We also talked about the purchase of a new amnesty knife bin, a tool to combat knife crime. We know the devastating consequences of knife crime and carrying weapons – it’s important we do whatever we can to reduce knife crime.
I was very disturbed by what I witnessed during my visit to St Francis Tower yesterday to meet residents. A massive shrink wrap now covers the Tower. My constituents are literally living in the dark, virtually no natural sun light. No consultation and they’ve been told it could all last 18 months.
Bizarrely construction work on the building hasn’t even started. I fear that this will be debilitating to the mental health of my constituents.
The building manager has shown a total lack of respect and regard to St Francis Road residents and it cannot continue.
I have already written one letter to the building manager but will be sending a second very strongly worded letter following my visit. I will also be alerting the Housing Minister and raising in Parliament as many times as I need to until this is sorted.
As a word “angry” doesn’t do justice to the emotions I felt when I left the Tower.
A few weeks ago, I received a letter from Sammy Steven who is a customer at the Papworth trust on Foundation St in Ipswich, which is a trust which does fantastic work supporting the disabled community in Ipswich and adults with learning disabilities. When the lockdown started, they were very down and didn’t know how they would cope. Because of the exceptional work done by the staff and volunteers they made it work and they created a lockdown journal. They became journalists and wrote about their experiences so they will remember them forevermore and they also tried new things.
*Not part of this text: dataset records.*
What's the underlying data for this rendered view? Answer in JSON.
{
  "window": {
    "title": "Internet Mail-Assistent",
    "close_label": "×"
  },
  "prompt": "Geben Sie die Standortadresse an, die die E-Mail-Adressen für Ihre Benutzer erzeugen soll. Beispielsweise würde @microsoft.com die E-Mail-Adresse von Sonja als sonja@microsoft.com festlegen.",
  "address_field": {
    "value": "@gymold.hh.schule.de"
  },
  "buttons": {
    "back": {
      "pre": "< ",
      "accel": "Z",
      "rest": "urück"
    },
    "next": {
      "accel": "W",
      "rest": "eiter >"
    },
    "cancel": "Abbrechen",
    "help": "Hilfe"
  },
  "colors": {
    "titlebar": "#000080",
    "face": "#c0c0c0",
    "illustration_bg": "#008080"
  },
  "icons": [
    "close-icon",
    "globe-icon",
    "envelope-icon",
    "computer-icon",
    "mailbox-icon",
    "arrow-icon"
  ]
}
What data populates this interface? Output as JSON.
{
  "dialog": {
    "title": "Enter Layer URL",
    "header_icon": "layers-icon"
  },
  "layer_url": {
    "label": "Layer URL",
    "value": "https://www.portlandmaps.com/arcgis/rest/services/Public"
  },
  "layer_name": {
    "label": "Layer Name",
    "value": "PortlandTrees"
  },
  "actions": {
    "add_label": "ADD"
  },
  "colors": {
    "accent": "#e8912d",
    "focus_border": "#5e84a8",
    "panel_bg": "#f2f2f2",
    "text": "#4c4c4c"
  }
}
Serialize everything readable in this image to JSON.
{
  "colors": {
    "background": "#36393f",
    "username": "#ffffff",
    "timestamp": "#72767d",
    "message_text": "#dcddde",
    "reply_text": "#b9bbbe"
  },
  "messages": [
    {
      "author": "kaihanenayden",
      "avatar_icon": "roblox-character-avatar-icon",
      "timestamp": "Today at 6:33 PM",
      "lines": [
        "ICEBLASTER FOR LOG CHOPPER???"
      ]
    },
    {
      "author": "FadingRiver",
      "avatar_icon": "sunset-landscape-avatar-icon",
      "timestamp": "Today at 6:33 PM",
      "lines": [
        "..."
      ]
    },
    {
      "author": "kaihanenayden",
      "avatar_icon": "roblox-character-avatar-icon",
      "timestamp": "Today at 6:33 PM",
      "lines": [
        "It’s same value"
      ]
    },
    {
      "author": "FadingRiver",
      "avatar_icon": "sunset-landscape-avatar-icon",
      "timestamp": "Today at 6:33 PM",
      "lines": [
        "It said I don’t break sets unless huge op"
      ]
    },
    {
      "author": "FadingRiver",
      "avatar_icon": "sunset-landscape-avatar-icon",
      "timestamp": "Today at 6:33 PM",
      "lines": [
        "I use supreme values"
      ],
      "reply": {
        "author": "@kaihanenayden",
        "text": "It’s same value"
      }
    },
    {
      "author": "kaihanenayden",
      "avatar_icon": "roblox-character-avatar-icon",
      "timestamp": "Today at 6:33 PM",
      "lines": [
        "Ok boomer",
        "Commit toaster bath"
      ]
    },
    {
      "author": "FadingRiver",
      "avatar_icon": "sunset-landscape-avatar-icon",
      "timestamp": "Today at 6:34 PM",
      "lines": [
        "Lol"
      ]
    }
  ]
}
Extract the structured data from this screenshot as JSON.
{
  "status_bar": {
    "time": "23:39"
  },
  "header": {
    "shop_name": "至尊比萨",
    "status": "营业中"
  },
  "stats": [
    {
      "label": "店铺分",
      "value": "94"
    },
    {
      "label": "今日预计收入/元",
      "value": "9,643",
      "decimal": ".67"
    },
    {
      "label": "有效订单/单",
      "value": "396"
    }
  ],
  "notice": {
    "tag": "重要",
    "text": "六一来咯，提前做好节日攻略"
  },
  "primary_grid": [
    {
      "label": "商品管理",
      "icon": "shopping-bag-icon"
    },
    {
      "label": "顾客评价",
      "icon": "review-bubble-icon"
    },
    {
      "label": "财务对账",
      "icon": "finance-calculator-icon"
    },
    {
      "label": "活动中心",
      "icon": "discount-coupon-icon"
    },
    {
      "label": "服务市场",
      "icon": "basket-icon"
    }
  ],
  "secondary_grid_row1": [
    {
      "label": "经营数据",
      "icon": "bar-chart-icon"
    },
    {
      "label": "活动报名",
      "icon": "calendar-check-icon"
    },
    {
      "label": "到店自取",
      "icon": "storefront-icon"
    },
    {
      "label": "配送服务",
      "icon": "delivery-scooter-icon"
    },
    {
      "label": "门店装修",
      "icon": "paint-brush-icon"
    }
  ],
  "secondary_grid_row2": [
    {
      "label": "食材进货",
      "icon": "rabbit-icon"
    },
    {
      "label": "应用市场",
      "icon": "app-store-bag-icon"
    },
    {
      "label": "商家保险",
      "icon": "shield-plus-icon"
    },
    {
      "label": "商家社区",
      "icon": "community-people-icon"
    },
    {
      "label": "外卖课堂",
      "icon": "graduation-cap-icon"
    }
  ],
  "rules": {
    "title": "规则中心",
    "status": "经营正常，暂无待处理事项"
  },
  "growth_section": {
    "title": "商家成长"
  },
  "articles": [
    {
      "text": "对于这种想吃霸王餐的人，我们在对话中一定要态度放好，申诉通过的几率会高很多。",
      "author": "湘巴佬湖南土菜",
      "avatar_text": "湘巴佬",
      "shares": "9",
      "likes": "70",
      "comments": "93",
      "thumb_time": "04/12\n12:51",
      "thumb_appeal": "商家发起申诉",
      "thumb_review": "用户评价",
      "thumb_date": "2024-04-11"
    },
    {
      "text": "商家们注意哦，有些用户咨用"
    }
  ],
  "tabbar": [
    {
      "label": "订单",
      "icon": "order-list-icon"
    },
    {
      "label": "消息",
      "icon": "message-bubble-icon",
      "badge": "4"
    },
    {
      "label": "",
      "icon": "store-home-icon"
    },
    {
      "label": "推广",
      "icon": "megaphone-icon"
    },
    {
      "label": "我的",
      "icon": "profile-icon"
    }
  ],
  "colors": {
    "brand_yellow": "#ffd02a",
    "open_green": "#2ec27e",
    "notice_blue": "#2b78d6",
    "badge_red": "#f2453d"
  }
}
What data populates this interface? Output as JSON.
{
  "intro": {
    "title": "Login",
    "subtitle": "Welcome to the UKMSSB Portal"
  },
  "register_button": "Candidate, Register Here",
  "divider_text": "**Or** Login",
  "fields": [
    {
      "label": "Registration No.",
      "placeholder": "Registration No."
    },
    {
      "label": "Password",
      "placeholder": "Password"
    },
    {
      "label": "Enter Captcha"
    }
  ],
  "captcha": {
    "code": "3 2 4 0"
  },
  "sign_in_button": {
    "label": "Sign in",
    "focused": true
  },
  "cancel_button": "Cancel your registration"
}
They became poets and music instructors. I asked Jacob Rees-Mogg if the Government would find time for us to debate in the House of Commons how we fund and how we structure these services to support adults who have got learning disabilities, but also to focus on what they can do positively, not always on what they can’t.
Jacob Rees-Mogg responded by saying that we should always think about what people can do and we should always be positive as a society. He told me that he was glad to hear about the work of the Papworth Trust. He acknowledged that organisations like this are a lifeline of support for some of the most vulnerable in our communities and everything that can be done to support them should be done.